EXERCISE GOAL - Scan the entries below for the word "enter". Copy each line that has it.

THE DATA -

§

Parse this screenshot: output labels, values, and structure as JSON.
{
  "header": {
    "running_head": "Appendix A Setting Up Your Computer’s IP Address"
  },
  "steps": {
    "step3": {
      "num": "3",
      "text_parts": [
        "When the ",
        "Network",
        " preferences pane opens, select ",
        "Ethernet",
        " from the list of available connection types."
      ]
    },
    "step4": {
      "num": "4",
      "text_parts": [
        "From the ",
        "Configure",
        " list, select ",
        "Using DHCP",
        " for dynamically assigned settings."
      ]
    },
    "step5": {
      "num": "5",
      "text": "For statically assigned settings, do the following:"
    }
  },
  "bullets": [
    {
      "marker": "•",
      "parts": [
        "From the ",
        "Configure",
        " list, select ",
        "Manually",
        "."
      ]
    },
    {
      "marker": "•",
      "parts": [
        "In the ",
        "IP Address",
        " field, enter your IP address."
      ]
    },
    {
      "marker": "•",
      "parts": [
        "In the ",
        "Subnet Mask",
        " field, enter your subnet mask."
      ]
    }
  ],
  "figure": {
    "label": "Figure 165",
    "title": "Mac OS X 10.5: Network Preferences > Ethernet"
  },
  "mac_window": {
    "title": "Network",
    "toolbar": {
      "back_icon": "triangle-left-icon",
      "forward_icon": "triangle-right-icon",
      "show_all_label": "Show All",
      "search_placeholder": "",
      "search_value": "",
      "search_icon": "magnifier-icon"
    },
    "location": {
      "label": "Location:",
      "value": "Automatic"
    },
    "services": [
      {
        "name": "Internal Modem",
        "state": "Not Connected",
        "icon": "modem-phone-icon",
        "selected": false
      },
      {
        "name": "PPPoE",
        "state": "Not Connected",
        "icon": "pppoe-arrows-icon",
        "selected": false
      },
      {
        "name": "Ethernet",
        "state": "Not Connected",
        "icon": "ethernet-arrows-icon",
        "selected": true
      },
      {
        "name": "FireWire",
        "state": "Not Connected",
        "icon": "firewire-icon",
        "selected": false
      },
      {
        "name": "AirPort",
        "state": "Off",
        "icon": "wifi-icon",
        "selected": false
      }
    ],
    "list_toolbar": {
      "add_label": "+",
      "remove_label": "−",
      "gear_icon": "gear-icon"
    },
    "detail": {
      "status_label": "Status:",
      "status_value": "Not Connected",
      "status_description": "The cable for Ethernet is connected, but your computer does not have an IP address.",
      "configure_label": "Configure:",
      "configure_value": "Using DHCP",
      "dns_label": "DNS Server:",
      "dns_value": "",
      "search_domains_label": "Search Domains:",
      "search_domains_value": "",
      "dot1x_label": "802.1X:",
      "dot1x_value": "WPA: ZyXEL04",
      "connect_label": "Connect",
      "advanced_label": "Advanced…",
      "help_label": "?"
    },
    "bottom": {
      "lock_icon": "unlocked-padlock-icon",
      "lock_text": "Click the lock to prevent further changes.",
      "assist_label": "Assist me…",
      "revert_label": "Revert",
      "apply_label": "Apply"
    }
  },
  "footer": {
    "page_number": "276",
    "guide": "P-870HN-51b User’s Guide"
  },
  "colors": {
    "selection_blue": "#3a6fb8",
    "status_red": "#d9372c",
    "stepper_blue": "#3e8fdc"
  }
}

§

EXERCISE OUTPUT -
        " field, enter your IP address."
        " field, enter your subnet mask."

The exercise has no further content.